Illustrationslocation maps; geoscientific sketch maps; stratigraphic columns; tables; photographs; plots; histograms; schematic models; schematic cross-sections
ProgramWestern Arctic, Pearya Terrane, North Ellesmere, GEM2: Geo-mapping for Energy and Minerals
Released2018 03 23
AbstractPaleozoic and Mesozoic tectonic reconstructions of the Arctic regions have been a subject of debate in recent years. The Permian emergence of a landmass north of the Sverdrup Basin in the Canadian Arctic led to the shedding of northerly derived detritus, an event that followed volcanism and basin inversion pulses that began in the late Pennsylvanian. However, the mechanisms for these events and the Paleozoic to Mesozoic paleogeography of this region remain controversial.
New detrital zircon U-Pb geochronology results from Permian to Lower Triassic strata from northern Axel Heiberg and Ellesmere islands constrain the magmatic events within this northern landmass and its implications for the tectonic regime of the Sverdrup Basin and adjacent domains. Permian to lowermost Triassic strata along the northern margin of the Sverdrup Basin contain zircons derived from Silurian to Devonian rocks (420-350 Ma), Timanian-aged basement (700-500 Ma), and a Permian syndepositional source (300-250 Ma). Coeval strata in the southern margin are dominated by zircons formed during the Taconic, Scandian, and post-Scandian phases of the Appalachian and Caledonian orogenies, respectively (480-400 Ma).
The detrital zircon signatures of the analyzed strata on the northern margin of the Sverdrup Basin record continuous magmatism within the northern landmass from latest Carboniferous (ca. 300 Ma) to at least earliest Triassic (ca. 250 Ma) time.
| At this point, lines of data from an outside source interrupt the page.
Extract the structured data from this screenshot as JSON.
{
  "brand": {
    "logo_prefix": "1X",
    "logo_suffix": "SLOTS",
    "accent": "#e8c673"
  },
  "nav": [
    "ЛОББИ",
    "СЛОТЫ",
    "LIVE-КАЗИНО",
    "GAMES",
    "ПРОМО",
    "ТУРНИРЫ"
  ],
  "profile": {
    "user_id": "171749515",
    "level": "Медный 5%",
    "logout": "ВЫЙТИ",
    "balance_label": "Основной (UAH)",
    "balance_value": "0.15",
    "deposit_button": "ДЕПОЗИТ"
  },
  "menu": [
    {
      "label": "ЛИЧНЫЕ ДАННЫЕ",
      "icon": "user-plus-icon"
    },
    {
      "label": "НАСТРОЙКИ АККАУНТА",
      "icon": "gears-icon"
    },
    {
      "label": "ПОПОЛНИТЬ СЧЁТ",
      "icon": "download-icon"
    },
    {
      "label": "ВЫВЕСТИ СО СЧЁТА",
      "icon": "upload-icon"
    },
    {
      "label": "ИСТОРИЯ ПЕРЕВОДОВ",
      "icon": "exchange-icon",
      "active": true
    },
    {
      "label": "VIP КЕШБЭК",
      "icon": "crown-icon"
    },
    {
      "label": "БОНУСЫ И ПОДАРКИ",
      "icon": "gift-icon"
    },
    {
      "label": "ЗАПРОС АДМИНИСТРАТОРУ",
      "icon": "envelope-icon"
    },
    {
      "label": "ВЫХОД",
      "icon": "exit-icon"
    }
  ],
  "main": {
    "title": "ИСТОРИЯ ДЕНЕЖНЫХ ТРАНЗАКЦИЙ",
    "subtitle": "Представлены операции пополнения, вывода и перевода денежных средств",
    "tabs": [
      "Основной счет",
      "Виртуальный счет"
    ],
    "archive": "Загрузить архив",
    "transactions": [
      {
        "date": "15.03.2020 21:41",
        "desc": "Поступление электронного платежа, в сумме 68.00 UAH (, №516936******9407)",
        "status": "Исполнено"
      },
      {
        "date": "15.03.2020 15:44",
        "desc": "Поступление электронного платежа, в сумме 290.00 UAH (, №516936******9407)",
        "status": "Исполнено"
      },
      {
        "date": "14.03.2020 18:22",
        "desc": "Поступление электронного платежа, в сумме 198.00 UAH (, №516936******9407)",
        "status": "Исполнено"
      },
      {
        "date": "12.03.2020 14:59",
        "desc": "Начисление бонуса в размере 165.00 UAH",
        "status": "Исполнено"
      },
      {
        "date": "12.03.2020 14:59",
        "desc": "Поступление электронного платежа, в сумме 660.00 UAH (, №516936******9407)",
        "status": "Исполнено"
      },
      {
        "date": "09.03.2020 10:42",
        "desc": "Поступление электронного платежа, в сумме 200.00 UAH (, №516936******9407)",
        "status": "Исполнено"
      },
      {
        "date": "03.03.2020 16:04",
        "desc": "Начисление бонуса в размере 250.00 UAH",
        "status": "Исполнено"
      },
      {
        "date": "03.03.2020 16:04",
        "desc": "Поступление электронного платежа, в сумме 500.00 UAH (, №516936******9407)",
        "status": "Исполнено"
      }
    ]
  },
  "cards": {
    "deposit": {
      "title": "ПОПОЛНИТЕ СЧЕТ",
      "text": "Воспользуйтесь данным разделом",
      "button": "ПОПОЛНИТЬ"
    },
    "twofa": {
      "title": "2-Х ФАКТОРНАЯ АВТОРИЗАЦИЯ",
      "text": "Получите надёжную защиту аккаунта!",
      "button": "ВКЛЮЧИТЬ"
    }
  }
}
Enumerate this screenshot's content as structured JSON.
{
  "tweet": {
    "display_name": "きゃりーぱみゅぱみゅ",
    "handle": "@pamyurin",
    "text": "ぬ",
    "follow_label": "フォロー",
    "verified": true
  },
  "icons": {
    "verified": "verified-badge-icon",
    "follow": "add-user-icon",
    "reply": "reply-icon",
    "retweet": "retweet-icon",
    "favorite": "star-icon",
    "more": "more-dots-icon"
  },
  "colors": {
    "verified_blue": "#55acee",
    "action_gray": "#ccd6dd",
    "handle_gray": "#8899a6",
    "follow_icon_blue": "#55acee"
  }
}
These results are indicative of ongoing subduction and development of a magmatic arc off the northern margin of Laurentia, with the Sverdrup Basin potentially located in the backarc region of a proto-Pacific convergent margin involving parts of Arctic Alaska, Chukotka, and the Chukchi Shelf. The hypothesized onset of subduction in latest Carboniferous time and closure of this backarc basin in the latest Permian to earliest Triassic provides an explanation for the shift in stress regimes in the Sverdrup Basin that led to basin inversion and volcanism episodes. Therefore, the data presented here supports a backarc to retroarc setting for the Sverdrup Basin and the possibility of a convergent margin regime for the northern edge of Laurentia during the late Paleozoic to Triassic, contrasting with the generally accepted rift and passive margin settings.
Summary(Plain Language Summary, not published)
This paper presents data that are interpreted to propose changing fundamental models for the origin of the Sverdrup Basin. Older models explain the basin setting as passive extension, whereas this paper suggests it was a back-arc setting, much the same as southeast mainland China adjacent to the Japan Sea.